A verbatim reproduction of the following listing is required; omit the pictures.

- [SOURCE DATA]

****

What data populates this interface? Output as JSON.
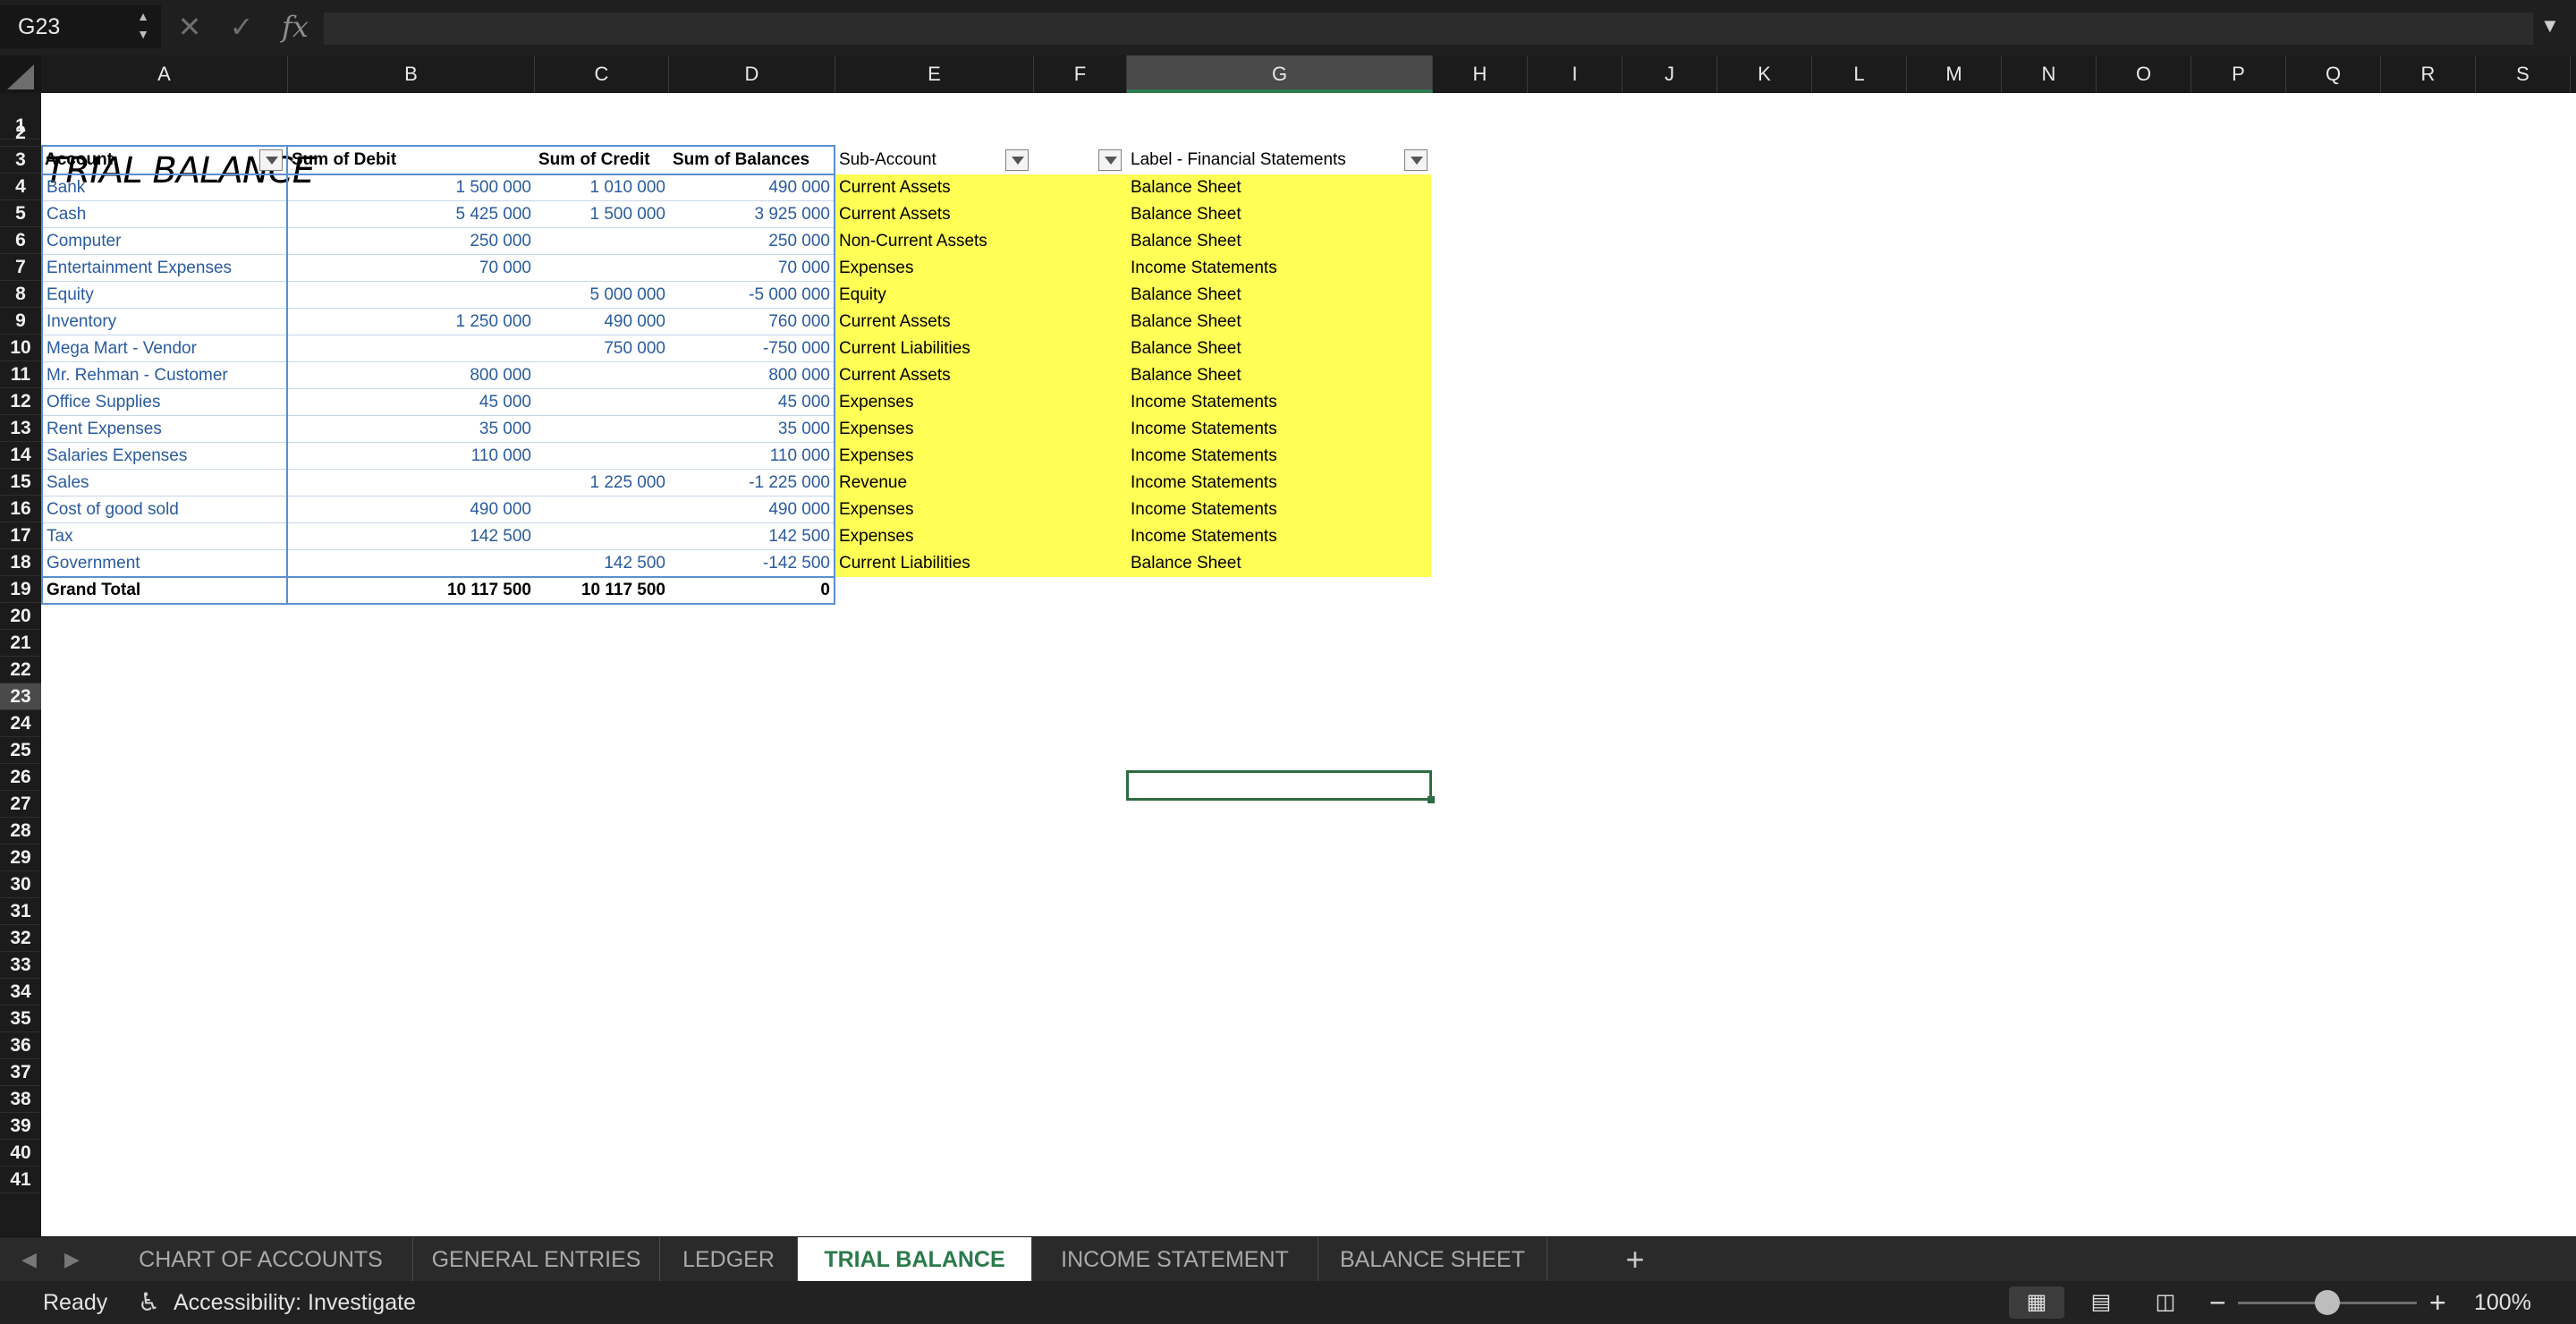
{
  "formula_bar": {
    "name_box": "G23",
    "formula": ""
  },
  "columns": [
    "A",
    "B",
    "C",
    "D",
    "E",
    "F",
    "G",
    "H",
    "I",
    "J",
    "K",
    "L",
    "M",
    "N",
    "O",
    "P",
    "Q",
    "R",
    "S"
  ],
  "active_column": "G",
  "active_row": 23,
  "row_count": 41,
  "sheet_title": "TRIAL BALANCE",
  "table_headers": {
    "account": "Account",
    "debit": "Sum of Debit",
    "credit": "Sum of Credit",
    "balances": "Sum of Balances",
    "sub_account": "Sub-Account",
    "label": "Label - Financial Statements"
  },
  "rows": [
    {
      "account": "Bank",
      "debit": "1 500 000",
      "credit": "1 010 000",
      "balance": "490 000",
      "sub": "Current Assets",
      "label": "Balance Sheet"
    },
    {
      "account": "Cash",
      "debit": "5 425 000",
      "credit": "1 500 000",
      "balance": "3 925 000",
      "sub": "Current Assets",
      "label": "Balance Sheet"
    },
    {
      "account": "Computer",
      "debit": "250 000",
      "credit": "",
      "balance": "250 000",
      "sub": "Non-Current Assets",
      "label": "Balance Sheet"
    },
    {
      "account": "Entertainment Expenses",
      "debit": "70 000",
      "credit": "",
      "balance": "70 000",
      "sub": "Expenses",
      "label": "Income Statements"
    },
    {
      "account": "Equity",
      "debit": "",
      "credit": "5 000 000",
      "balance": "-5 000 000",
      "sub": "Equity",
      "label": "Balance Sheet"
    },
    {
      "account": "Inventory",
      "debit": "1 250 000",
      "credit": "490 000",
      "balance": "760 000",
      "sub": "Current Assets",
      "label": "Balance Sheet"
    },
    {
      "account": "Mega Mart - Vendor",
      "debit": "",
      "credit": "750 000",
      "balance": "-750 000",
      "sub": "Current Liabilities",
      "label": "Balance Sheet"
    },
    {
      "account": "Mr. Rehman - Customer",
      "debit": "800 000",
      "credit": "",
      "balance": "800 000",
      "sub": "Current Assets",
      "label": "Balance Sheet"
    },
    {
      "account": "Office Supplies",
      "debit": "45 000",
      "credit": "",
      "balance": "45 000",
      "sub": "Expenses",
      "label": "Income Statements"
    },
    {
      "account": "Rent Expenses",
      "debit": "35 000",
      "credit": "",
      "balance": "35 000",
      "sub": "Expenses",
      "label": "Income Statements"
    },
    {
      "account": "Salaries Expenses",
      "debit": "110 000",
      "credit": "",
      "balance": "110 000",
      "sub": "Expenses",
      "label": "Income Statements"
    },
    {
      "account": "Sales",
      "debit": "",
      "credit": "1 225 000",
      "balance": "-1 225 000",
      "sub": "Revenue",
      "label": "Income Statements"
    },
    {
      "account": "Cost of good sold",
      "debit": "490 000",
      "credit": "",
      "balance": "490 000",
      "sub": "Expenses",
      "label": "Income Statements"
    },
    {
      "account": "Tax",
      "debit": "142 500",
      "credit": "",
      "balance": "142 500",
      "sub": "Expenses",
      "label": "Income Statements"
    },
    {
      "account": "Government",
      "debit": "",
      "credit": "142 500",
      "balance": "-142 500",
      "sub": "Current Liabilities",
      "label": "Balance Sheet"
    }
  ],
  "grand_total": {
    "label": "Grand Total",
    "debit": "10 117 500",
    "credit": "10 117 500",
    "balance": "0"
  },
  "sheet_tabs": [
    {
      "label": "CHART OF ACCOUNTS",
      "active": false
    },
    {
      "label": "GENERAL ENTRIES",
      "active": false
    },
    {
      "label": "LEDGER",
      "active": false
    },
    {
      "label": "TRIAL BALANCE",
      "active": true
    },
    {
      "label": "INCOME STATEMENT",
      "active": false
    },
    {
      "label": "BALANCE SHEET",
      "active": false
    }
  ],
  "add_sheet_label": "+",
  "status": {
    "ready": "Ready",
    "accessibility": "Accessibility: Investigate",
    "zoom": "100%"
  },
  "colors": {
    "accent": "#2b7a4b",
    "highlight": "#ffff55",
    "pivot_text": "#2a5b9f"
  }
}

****

- [REPLY TO THE EXERCISE]
What data populates this interface? Output as JSON.
{
  "formula_bar": {
    "name_box": "G23",
    "formula": ""
  },
  "columns": [
    "A",
    "B",
    "C",
    "D",
    "E",
    "F",
    "G",
    "H",
    "I",
    "J",
    "K",
    "L",
    "M",
    "N",
    "O",
    "P",
    "Q",
    "R",
    "S"
  ],
  "active_column": "G",
  "active_row": 23,
  "row_count": 41,
  "sheet_title": "TRIAL BALANCE",
  "table_headers": {
    "account": "Account",
    "debit": "Sum of Debit",
    "credit": "Sum of Credit",
    "balances": "Sum of Balances",
    "sub_account": "Sub-Account",
    "label": "Label - Financial Statements"
  },
  "rows": [
    {
      "account": "Bank",
      "debit": "1 500 000",
      "credit": "1 010 000",
      "balance": "490 000",
      "sub": "Current Assets",
      "label": "Balance Sheet"
    },
    {
      "account": "Cash",
      "debit": "5 425 000",
      "credit": "1 500 000",
      "balance": "3 925 000",
      "sub": "Current Assets",
      "label": "Balance Sheet"
    },
    {
      "account": "Computer",
      "debit": "250 000",
      "credit": "",
      "balance": "250 000",
      "sub": "Non-Current Assets",
      "label": "Balance Sheet"
    },
    {
      "account": "Entertainment Expenses",
      "debit": "70 000",
      "credit": "",
      "balance": "70 000",
      "sub": "Expenses",
      "label": "Income Statements"
    },
    {
      "account": "Equity",
      "debit": "",
      "credit": "5 000 000",
      "balance": "-5 000 000",
      "sub": "Equity",
      "label": "Balance Sheet"
    },
    {
      "account": "Inventory",
      "debit": "1 250 000",
      "credit": "490 000",
      "balance": "760 000",
      "sub": "Current Assets",
      "label": "Balance Sheet"
    },
    {
      "account": "Mega Mart - Vendor",
      "debit": "",
      "credit": "750 000",
      "balance": "-750 000",
      "sub": "Current Liabilities",
      "label": "Balance Sheet"
    },
    {
      "account": "Mr. Rehman - Customer",
      "debit": "800 000",
      "credit": "",
      "balance": "800 000",
      "sub": "Current Assets",
      "label": "Balance Sheet"
    },
    {
      "account": "Office Supplies",
      "debit": "45 000",
      "credit": "",
      "balance": "45 000",
      "sub": "Expenses",
      "label": "Income Statements"
    },
    {
      "account": "Rent Expenses",
      "debit": "35 000",
      "credit": "",
      "balance": "35 000",
      "sub": "Expenses",
      "label": "Income Statements"
    },
    {
      "account": "Salaries Expenses",
      "debit": "110 000",
      "credit": "",
      "balance": "110 000",
      "sub": "Expenses",
      "label": "Income Statements"
    },
    {
      "account": "Sales",
      "debit": "",
      "credit": "1 225 000",
      "balance": "-1 225 000",
      "sub": "Revenue",
      "label": "Income Statements"
    },
    {
      "account": "Cost of good sold",
      "debit": "490 000",
      "credit": "",
      "balance": "490 000",
      "sub": "Expenses",
      "label": "Income Statements"
    },
    {
      "account": "Tax",
      "debit": "142 500",
      "credit": "",
      "balance": "142 500",
      "sub": "Expenses",
      "label": "Income Statements"
    },
    {
      "account": "Government",
      "debit": "",
      "credit": "142 500",
      "balance": "-142 500",
      "sub": "Current Liabilities",
      "label": "Balance Sheet"
    }
  ],
  "grand_total": {
    "label": "Grand Total",
    "debit": "10 117 500",
    "credit": "10 117 500",
    "balance": "0"
  },
  "sheet_tabs": [
    {
      "label": "CHART OF ACCOUNTS",
      "active": false
    },
    {
      "label": "GENERAL ENTRIES",
      "active": false
    },
    {
      "label": "LEDGER",
      "active": false
    },
    {
      "label": "TRIAL BALANCE",
      "active": true
    },
    {
      "label": "INCOME STATEMENT",
      "active": false
    },
    {
      "label": "BALANCE SHEET",
      "active": false
    }
  ],
  "add_sheet_label": "+",
  "status": {
    "ready": "Ready",
    "accessibility": "Accessibility: Investigate",
    "zoom": "100%"
  },
  "colors": {
    "accent": "#2b7a4b",
    "highlight": "#ffff55",
    "pivot_text": "#2a5b9f"
  }
}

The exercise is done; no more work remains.